How do I approach optimizing an expression that takes a long time to evaluate? Is there any form of Nix profiler? Are there easy ways to experiment with techniques like memoization?
I mean this as a general issue but the expression that I am dealing with now is the
hydraJobs attribute of flake github:lukego/nix-cl-report/ac1901afba8ca8501c12cfcd744b2ce0ae59a454.
This expression produces several thousand derivations that each reference large sets of build inputs. If I reduce the size of the build inputs then the expression evaluates much more quickly. I assume that a computation somewhere is being repeated.
I assume problems like this can be solved by strategically reusing/caching/memoizing values but it’s not clear to me how to identify which ones and to affect the caching.
EDIT: My problem turns out to be specific to Hydra evaluating expressions using
hydra-eval-jobs processes (see discussion below.)
Afaik the nix evaluator memoizes everything inherently. It’s guaranteed not to evaluate indentical expressions twice.
I have not actively monitored the time spent on eval, though ran the following command and when I came back from a short discussion with a coworker it was already querying substituters. So evaluation didn’t took longer than ~15 minutes.
$ NIXPKGS_ALLOW_UNSUPPORTED_SYSTEM=1 nix build --impure github:lukego/nix-cl-report/ac1901afba8ca8501c12cfcd744b2ce0ae59a454#hydraJobs._000-report
That is very interesting. This expression takes hours for me to evaluate on my Hydra server running on an otherwise-idle bare metal Intel server.
Maybe the slow performance is Hydra-specific then?
I have to be honest, after printing the initial list of ~27000 items to build, it takes another 20 minutes before actually the first thing gets substituted.
Though then I have a constant flow of active downloads.
I do not know though, what hydra actually counts as “evaluation time”.
It might be, that it counts the related builds into the evaluation here, as it can’t start a new evaluation as long as related builds haven’t finished anyway.
I think I also do remember, that back when I still had a hydra running, the displayed “eval time” indeed was dependant on the amount of stuff to build.
Interesting.
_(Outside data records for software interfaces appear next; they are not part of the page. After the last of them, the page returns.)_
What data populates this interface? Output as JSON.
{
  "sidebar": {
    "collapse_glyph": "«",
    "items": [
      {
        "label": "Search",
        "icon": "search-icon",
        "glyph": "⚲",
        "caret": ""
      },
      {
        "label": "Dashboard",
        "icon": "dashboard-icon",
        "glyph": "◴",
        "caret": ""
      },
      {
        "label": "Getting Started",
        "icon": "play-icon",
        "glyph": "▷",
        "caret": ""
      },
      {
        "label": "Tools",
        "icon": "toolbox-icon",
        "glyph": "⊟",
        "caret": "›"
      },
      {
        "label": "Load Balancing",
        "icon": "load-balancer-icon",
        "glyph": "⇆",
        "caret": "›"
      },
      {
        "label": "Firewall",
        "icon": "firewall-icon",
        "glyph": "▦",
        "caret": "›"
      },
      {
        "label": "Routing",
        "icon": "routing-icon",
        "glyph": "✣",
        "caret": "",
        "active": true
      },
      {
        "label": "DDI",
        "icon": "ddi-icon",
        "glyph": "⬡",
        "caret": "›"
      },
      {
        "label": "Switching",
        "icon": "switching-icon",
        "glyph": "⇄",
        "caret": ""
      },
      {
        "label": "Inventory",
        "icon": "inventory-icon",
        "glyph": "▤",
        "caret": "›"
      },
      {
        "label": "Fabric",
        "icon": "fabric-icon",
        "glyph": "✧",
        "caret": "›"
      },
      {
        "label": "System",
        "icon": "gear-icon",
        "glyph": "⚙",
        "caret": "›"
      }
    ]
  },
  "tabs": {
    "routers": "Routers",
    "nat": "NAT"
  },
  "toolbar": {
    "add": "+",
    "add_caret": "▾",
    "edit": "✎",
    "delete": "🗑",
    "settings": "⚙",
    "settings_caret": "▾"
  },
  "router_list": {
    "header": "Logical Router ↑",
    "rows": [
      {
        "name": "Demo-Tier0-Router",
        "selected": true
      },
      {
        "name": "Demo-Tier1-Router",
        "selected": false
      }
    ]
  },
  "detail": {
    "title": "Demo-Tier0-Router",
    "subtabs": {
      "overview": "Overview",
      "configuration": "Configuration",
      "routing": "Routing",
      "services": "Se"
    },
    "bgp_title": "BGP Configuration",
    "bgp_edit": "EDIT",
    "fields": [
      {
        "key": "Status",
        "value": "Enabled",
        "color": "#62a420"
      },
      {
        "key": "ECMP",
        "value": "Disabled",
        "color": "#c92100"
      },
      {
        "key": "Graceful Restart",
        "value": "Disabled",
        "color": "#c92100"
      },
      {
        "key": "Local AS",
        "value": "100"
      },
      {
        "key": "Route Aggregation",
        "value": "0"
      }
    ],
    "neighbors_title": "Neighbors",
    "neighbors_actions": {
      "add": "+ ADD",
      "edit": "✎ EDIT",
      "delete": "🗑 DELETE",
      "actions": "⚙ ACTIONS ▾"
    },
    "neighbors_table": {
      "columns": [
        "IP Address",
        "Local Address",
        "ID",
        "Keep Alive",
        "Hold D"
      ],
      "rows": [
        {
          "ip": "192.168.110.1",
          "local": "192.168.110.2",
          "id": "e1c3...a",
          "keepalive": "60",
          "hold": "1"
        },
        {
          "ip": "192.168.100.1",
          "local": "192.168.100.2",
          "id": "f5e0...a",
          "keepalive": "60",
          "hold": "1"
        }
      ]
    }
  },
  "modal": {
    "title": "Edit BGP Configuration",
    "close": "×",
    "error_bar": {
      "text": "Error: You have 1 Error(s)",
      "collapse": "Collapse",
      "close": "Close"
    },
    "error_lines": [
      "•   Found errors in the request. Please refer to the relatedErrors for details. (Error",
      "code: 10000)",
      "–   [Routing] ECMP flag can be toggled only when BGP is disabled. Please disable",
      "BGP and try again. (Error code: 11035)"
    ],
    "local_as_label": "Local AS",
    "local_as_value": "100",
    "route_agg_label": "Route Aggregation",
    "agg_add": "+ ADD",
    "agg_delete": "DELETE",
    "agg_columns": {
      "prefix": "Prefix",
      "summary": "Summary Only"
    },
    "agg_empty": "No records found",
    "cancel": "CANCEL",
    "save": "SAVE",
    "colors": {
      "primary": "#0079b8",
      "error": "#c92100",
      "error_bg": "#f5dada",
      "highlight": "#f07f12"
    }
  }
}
I don’t think that’s the situation here.
My “evaluation” has been running for over one hour now. I don’t see any downloads in the Hydra logs (journalctl -f) as I usually would.
I do see a procession of
hydra-eval-jobs processes using ~100% CPU and ~4GB RAM. Running ‘top’ the picture is consistent but there is a new pid on each refresh.
I wonder what’s going on? Is Hydra running a long series of sub-evaluations in separate processes before kicking of substitutions and builds?
I have no clue about hydra internals, sorry.
And my build failed now, after an overall runtime of 45 minutes, as I do not have an
aarch64-darwin builder available…
Though I can’t find an
aarch64-darwin reference in your code on a quick glance… Weird…
if d?variant then d.variant else "base" can be shortened to
d.variant or "base"
Thanks for your help! This has narrowed the issue down significantly.
What you are experiencing is normal when building a staging branch that has no cache.
there is nix/stack-collapse.py at 2affb19c921c3c5c3f7628a65dbcdb74f36f5222 · NixOS/nix · GitHub but it takes probably 100GB of disk space and at least 50GB of RAM.
I would first search though your code if you are iterating anywhere over all your nixosConfiguration’s and maybe recurse them to find attributes about machines to eg generate update scripts or so.
I suspect the issue is that Hydra is evaluating job derivations separately and that this inhibits memoization.
I say this because running
top on the Hydra server shows a series of short-lived (~1sec)
hydra-eval-jobs processes running at maximum CPU.
It seems unfortunate if (a) these processes are repeating a lot of evaluation work already performed by the previous process and (b) running one-at-a-time despite the machine having many CPU cores.
Maybe? The answers seem to live in this C++ code inside Hydra: hydra/hydra-eval-jobs.cc at d1fac69c213002721971cd983e2576b784677d40 · NixOS/hydra · GitHub
I thought that as well after reading Elco’s thesis but then I did a test calling a function performing a long running computation twice with the same arguments and from time it took to run the code I’m 100% sure it ran the computation twice.